The genetic inheritance from Neanderthals may raise their risk of developing severe COVID-19 says a new study.A stretch of DNA on human chromosome 3 is associated with increased risk of developing severe disease from coronavirus infection .This risky region comes form genetic heirlooms passed down after humans interbred with Neanderthals more than 50,000 years ago. The genetic variants affected the immune system function and other aspects of human health.
The Neanderthal legacy is still carried by half of people whose ancestors hail from South Asia, particularly Bangladesh and about 16 percent of people in Europe today.
The stretch on chromosome 3 contains multiple genetic variants that are almost always inherited together, forming a block known as a haplotype. Though it has not led to severe disease the genes in the region might be responsible for increasing susceptibility to the coronavirus.
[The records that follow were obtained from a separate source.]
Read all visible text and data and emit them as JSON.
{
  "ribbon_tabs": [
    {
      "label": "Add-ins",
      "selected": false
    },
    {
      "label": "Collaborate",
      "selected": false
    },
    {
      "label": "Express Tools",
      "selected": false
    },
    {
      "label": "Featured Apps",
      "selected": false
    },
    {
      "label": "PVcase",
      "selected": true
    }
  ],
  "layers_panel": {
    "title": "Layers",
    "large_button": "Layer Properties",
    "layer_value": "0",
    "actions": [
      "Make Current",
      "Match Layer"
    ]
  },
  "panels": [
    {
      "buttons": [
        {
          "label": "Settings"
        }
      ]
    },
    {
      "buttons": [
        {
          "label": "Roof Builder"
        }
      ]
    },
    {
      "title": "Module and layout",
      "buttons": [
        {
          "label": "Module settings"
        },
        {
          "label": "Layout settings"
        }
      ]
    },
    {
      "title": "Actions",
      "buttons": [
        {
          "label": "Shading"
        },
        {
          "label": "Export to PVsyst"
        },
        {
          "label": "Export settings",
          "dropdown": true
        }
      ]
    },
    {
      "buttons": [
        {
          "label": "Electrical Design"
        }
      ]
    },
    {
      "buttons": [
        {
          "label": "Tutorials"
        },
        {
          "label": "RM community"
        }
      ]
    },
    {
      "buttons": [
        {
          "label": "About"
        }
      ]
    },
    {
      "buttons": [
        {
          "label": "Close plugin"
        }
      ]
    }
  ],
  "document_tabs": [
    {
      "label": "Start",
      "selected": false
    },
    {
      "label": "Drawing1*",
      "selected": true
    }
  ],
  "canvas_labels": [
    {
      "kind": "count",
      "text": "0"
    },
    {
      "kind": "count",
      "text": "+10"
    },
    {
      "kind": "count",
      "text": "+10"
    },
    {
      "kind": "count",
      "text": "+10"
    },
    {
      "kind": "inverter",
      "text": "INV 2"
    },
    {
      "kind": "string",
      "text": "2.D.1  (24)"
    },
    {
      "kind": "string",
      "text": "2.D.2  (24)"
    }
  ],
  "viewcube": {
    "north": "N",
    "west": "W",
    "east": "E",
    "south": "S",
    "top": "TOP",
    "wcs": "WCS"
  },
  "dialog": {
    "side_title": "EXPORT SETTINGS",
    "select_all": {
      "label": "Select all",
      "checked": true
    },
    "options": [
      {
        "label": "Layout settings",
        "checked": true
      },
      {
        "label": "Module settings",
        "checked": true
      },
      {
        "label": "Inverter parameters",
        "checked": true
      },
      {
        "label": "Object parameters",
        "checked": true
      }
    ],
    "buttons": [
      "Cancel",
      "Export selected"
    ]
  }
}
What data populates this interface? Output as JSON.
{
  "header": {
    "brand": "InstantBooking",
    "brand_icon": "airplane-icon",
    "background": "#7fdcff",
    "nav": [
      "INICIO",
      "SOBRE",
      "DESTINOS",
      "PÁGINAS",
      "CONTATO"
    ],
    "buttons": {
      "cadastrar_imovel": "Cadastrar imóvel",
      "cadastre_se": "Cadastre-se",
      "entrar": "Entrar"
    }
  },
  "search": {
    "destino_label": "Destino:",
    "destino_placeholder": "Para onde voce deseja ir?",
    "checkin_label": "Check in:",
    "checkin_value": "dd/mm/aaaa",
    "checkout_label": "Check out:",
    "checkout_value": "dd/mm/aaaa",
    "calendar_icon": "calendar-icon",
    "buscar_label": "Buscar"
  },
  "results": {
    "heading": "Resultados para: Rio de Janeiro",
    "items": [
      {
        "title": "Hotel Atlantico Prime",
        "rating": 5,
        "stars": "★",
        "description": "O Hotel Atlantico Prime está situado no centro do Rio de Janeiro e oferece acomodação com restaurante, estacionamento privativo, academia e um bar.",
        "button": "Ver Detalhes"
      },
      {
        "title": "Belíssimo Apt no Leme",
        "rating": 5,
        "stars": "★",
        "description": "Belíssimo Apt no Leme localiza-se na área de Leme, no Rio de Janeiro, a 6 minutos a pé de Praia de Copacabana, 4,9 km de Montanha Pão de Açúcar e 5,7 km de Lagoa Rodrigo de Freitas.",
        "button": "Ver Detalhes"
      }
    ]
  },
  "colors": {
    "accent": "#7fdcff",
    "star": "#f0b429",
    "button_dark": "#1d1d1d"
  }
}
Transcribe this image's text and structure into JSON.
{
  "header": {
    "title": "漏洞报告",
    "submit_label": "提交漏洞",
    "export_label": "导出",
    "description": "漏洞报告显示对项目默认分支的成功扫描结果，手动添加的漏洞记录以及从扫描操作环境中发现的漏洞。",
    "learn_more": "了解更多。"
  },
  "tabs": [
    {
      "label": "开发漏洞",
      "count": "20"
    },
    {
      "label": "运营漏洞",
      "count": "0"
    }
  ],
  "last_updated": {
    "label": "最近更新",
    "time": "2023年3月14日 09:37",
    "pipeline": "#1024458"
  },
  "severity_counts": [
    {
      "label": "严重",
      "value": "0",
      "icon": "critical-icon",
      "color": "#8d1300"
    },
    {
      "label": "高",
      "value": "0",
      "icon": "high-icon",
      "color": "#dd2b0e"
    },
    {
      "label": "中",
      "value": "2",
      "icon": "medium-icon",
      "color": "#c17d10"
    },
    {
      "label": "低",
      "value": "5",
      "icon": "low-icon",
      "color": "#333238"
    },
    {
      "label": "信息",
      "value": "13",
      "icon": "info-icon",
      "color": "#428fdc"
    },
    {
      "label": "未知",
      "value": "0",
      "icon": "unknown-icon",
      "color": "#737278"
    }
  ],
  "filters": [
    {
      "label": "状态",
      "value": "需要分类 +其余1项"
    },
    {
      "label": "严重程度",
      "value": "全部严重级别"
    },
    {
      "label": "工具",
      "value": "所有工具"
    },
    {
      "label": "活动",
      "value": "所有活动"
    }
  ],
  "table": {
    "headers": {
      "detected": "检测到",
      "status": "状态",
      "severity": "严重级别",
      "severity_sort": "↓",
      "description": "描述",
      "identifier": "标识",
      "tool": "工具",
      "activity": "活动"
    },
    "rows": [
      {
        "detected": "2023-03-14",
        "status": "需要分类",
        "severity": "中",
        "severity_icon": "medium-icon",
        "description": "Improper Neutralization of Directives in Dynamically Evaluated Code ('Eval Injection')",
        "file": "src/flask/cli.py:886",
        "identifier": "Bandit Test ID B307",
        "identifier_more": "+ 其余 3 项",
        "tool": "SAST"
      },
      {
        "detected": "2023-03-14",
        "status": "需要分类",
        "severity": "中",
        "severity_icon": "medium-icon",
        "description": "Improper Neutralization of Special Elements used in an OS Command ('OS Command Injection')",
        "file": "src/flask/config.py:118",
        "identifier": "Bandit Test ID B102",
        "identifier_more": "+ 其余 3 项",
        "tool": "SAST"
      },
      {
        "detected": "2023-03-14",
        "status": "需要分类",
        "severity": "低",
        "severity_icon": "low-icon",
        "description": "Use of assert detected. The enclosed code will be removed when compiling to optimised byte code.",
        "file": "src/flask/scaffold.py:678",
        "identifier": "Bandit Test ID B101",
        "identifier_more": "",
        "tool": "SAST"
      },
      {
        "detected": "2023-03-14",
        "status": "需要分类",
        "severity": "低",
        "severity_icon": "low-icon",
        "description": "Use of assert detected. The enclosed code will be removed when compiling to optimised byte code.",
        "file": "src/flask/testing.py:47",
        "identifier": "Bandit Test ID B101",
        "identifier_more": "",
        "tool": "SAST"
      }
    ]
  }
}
Although most non-Africans carry some Neanderthal DNA, inheritance of the COVID-19 susceptibility haplotype was patchy. In Bangladesh, the haplotype may have given people an evolutionary advantage in fighting off other pathogens, such as cholera, allowing it to increase in frequency, Zeberg speculates. In East Asia, it might have been an evolutionary disadvantage when dealing with other illnesses, leading to its decline.